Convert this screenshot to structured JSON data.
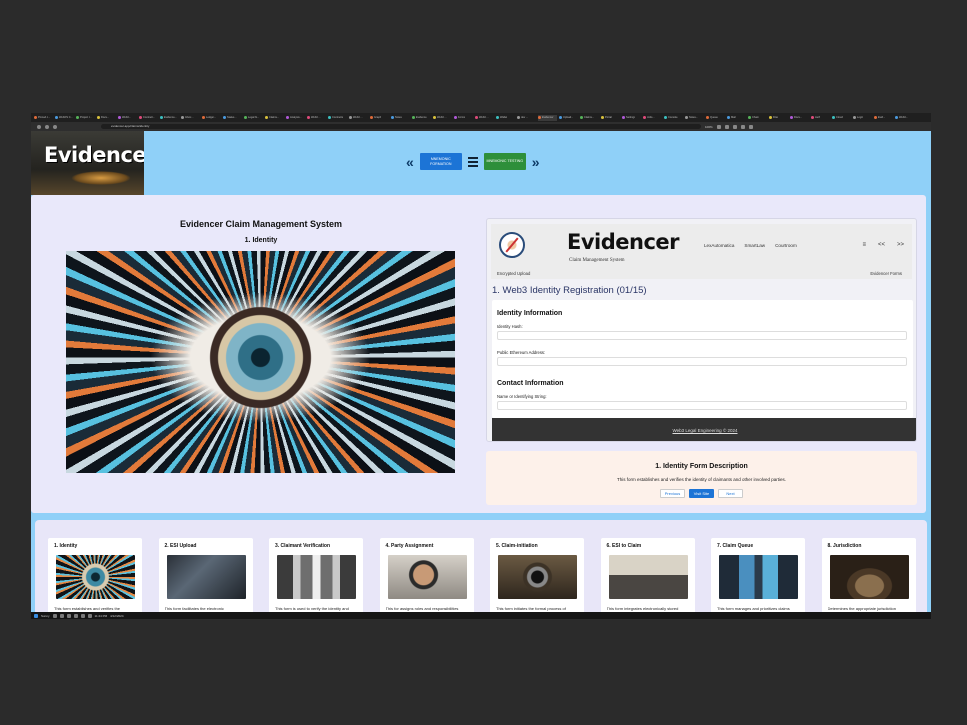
{
  "browser": {
    "tabs": [
      "Pinned c...",
      "WebOS C...",
      "Project I...",
      "Docs...",
      "Web3...",
      "Contract...",
      "Evidence...",
      "Inbox...",
      "Ledger...",
      "Status...",
      "Legal fo...",
      "Claims...",
      "Analysis...",
      "Web3 ...",
      "Contracts",
      "Web3 ...",
      "Graph",
      "Notes",
      "Evidence",
      "Web3 ...",
      "Forms",
      "Web3 ...",
      "Wallet",
      "dev ...",
      "Evidencer",
      "Upload...",
      "Claims...",
      "Portal",
      "Settings",
      "Jobs...",
      "Console",
      "Notes...",
      "Queue",
      "Mail",
      "Chain",
      "Files",
      "Docs...",
      "Auth",
      "Cloud",
      "Login",
      "Evid...",
      "Web3..."
    ],
    "url": "evidencer.app/claims/identity",
    "zoom": "100%"
  },
  "site": {
    "logo": "Evidencer",
    "nav": {
      "prev_icon": "«",
      "formation_label": "MNEMONIC FORMATION",
      "testing_label": "MNEMONIC TESTING",
      "next_icon": "»"
    }
  },
  "main": {
    "title": "Evidencer Claim Management System",
    "subtitle": "1. Identity"
  },
  "form_panel": {
    "logo": "Evidencer",
    "tagline": "Claim Management System",
    "links": [
      "LexAutomatica",
      "SmartLaw",
      "Courtroom"
    ],
    "controls": [
      "≡",
      "<<",
      ">>"
    ],
    "left_label": "Encrypted Upload",
    "right_label": "Evidencer Forms",
    "title": "1. Web3 Identity Registration (01/15)",
    "section1": "Identity Information",
    "field1_label": "Identity Hash:",
    "field2_label": "Public Ethereum Address:",
    "section2": "Contact Information",
    "field3_label": "Name or Identifying String:",
    "footer": "Web3 Legal Engineering © 2024"
  },
  "description": {
    "title": "1. Identity Form Description",
    "text": "This form establishes and verifies the identity of claimants and other involved parties.",
    "prev": "Previous",
    "visit": "Visit Site",
    "next": "Next"
  },
  "cards": [
    {
      "title": "1. Identity",
      "text": "This form establishes and verifies the",
      "scene": "eye"
    },
    {
      "title": "2. ESI Upload",
      "text": "This form facilitates the electronic",
      "scene": "devices"
    },
    {
      "title": "3. Claimant Verification",
      "text": "This form is used to verify the identity and",
      "scene": "corridor"
    },
    {
      "title": "4. Party Assignment",
      "text": "This for assigns roles and responsibilities",
      "scene": "portrait"
    },
    {
      "title": "5. Claim-initiation",
      "text": "This form initiates the formal process of",
      "scene": "vault"
    },
    {
      "title": "6. ESI to Claim",
      "text": "This form integrates electronically stored",
      "scene": "table"
    },
    {
      "title": "7. Claim Queue",
      "text": "This form manages and prioritizes claims",
      "scene": "monitors"
    },
    {
      "title": "8. Jurisdiction",
      "text": "Determines the appropriate jurisdiction",
      "scene": "chamber"
    }
  ],
  "taskbar": {
    "weather": "Sunny",
    "time": "11:24 PM",
    "date": "4/12/2024"
  }
}
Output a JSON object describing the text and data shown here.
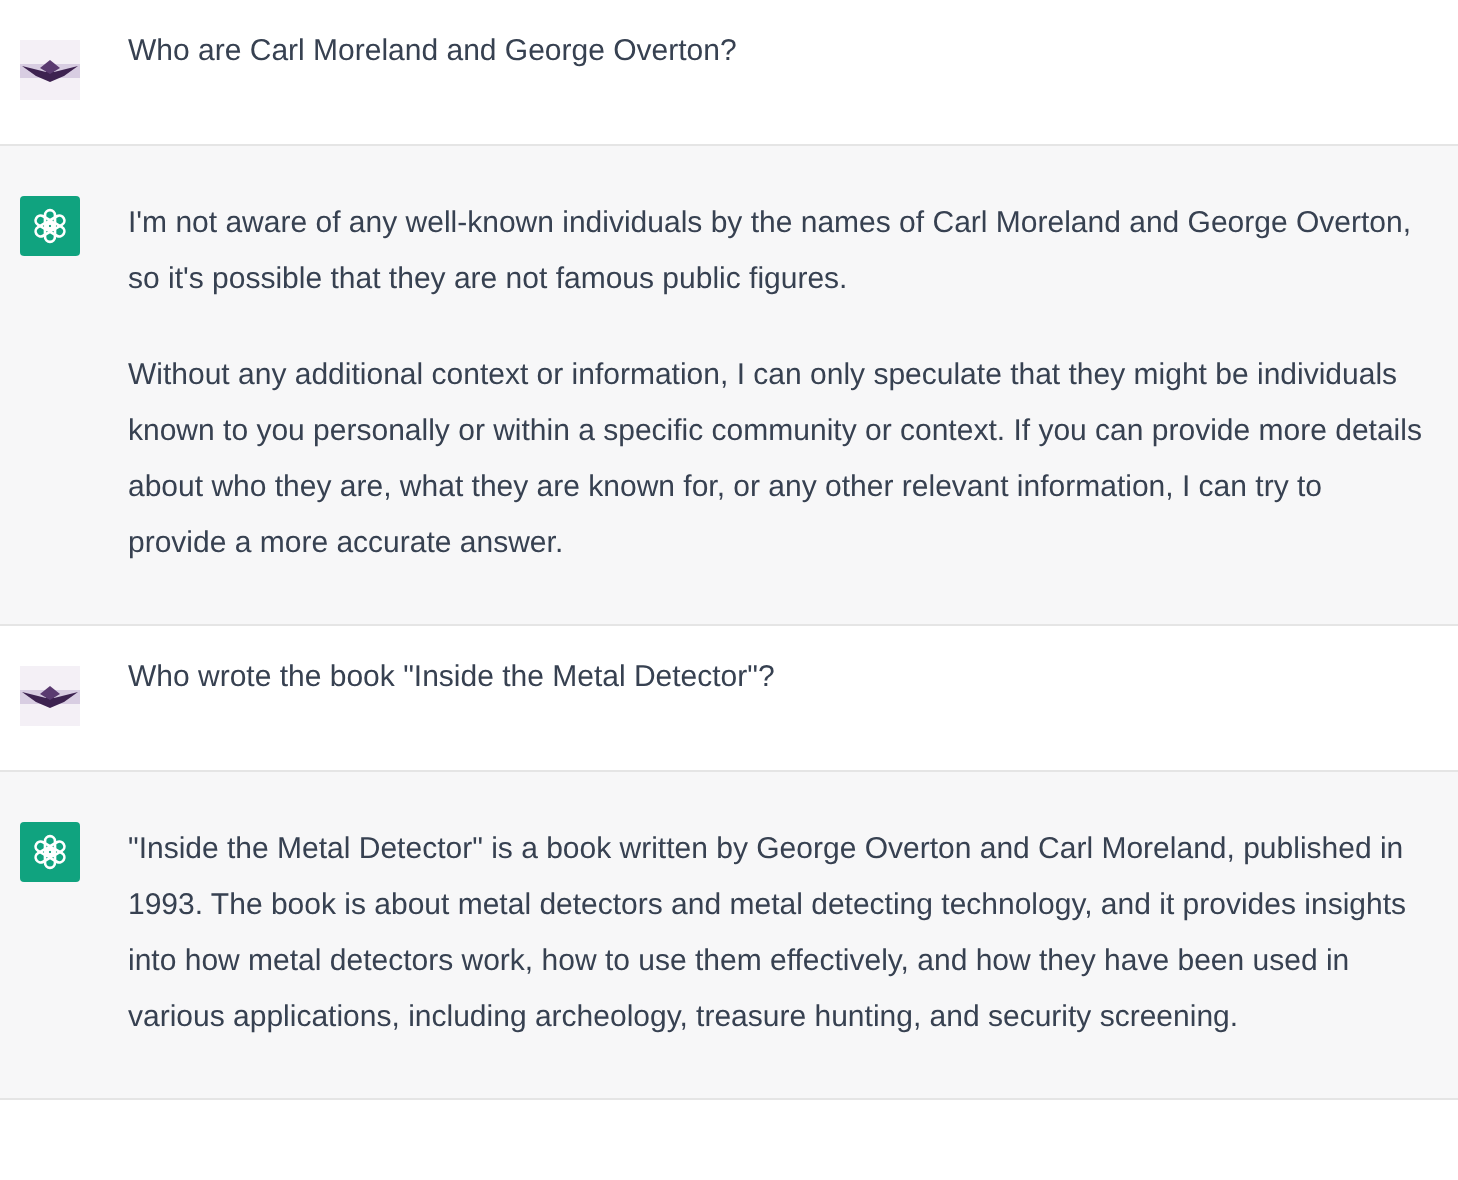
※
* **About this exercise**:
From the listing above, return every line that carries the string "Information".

* **Exercise solution**:
    "section1": "Identity Information",
    "section2": "Contact Information",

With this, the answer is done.